    According to the bill, abstinence-only programs may includediscussion of condoms and contraceptives if they give the risks andfailure rates of each.

    Abstinence-plus programs have more leeway to discuss condoms andcontraceptives but are still required to provide the risks andfailure rates. Such programs may also provide information on theprevention of sexually transmitted diseases (STDs).

    Karmacharya downplayed the presence of sex education in class andexplained that health-related instruction at Brookhaven schoolswill continue to look much the same.

    “This only strengthens what is already there. STDs (and) conceptionare already covered in the biology and health curriculum,” shesaid.

    House Bill 999 requires separation of male and female studentsduring sex education and prohibits programs that exclude abstinenceinstruction.

    Otherwise, districts retain much flexibility. The law requires nospecific curriculum, but the Mississippi Department of Educationmust approve the curriculum districts choose.

    The Mississippi Department of Human Services and the MississippiDepartment of Health are instructed by the bill to develop a sexeducation program, which districts may select if they wish.

    The Brookhaven district will wait to see what the state programlooks like before making a curriculum decision, Karmacharyasaid.

    Though a policy is adopted, Brookhaven schools will not begin sexeducation until the 2012-13 school year as required.

    However, Lincoln County schools are developing sex education withthe aim of integrating it into health education courses this year,said Director of Curriculum and Testing Richelle Ratcliff.

    She said school leaders “will comply and do everything we need to”to ensure the Lincoln County program meets the state standards.

    The bill does not state at what grade sex education must begin,only that such education must be “age, grade and developmentallyappropriate.”

    Karmacharya said her preference would be to begin sex education injunior high.

    Details of Lincoln County’s program are not yet available.

    All programs are designated as “opt-in” by the law.

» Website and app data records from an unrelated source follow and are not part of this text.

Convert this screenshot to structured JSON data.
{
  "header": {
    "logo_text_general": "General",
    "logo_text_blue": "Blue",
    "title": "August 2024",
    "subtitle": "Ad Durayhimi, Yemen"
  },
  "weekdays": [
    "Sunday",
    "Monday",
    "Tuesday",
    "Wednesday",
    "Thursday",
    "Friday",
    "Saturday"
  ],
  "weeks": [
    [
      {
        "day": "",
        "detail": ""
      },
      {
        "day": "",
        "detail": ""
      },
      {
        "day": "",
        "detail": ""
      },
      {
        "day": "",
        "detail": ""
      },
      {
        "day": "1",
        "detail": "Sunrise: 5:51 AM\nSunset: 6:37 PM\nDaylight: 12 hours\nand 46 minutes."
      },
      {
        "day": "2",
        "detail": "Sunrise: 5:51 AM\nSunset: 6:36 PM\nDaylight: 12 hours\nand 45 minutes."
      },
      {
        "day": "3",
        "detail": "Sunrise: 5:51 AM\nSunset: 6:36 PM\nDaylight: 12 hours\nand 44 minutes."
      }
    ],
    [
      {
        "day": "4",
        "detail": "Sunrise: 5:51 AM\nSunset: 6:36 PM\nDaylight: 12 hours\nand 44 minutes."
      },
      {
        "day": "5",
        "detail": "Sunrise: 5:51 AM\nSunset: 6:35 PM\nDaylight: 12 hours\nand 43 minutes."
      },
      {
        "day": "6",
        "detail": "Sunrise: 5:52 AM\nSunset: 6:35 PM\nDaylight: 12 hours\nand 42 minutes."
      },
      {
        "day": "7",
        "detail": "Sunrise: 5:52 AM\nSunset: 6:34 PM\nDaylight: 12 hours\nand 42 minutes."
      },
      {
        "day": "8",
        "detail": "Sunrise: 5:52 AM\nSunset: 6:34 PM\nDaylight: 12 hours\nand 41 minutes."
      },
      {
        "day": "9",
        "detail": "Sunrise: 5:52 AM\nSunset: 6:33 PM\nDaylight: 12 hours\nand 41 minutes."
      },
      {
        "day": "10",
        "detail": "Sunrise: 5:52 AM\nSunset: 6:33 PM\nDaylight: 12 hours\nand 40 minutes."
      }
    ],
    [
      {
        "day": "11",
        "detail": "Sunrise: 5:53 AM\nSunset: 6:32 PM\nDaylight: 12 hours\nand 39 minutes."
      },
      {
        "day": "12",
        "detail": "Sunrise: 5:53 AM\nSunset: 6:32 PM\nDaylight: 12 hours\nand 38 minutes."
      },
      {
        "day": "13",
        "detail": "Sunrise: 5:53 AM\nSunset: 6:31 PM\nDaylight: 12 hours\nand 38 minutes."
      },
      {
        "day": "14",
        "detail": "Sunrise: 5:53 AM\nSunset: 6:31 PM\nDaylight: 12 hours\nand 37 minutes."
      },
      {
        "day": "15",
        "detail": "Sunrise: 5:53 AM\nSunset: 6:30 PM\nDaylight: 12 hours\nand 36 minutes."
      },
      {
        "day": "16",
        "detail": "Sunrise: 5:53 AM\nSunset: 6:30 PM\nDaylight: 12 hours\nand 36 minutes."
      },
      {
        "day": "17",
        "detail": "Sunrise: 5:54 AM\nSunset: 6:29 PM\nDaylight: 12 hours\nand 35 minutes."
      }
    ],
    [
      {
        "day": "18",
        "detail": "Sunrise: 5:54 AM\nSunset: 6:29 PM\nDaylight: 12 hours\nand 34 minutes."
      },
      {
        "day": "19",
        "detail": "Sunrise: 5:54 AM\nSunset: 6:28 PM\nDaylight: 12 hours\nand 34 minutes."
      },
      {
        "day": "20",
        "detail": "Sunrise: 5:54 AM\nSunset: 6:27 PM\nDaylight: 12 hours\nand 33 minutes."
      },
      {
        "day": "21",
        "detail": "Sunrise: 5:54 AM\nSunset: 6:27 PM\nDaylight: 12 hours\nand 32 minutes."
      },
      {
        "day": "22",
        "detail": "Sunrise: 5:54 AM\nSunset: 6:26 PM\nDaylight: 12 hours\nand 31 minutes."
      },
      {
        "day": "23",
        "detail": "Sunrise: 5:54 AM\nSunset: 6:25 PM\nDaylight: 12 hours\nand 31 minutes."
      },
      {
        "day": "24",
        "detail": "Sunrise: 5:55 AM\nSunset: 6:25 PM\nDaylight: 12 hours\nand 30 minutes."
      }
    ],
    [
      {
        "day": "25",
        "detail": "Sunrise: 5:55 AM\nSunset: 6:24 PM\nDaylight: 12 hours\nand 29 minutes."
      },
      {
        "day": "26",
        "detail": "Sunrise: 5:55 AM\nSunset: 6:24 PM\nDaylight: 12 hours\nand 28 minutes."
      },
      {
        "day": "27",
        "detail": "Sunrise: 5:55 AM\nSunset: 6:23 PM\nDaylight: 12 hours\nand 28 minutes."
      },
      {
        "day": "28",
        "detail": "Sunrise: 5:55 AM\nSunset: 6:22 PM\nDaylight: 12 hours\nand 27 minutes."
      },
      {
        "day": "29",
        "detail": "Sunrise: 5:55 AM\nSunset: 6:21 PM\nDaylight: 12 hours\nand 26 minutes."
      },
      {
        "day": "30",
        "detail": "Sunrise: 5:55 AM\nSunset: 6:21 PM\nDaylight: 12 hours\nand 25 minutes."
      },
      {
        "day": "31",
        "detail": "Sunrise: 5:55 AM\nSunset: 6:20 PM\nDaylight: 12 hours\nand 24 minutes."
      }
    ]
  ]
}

Parents mustgive written notice allowing students to participate in sexeducation.

    Mississippi teen pregnancy rates rank as the nation’s highest. In2009, Mississippi recorded 64.4 teenage births per 1,000 girls ages15-19 according to 2009 records.

    The national average of teenage births in that age group is39.1.

    Data compiled by Mississippi First, a policy advocacy organization,puts Lincoln County above the state numbers with 73.7 births per1,000 girls 15-19,

    That puts Lincoln roughly in the middle of Mississippi’s 82counties. According to Mississippi First, Lincoln County ranks 37thamong Mississippi counties in teen birth rates, 38th in Chlamydiainfections and 34th in Gonorrhea infections.

    Only four counties in the state have averages lower than thenational average, said Mississippi First Executive Director RachaelCanter.

    In explaining the state’s numbers, Canter pointed to the underlyingstatistics: rates of teen sexual activity.

    “Kids in Mississippi have more sex at younger ages than kids in anyother state in the country,” Canter said. “By the 12th grade, 76percent of students have become sexually active.”

    Mississippi First advocates for abstinence-plus sex education, andin conjunction with the Mississippi Department of Health offersfunds to districts that choose an abstinence-plus program selectedby Mississippi First.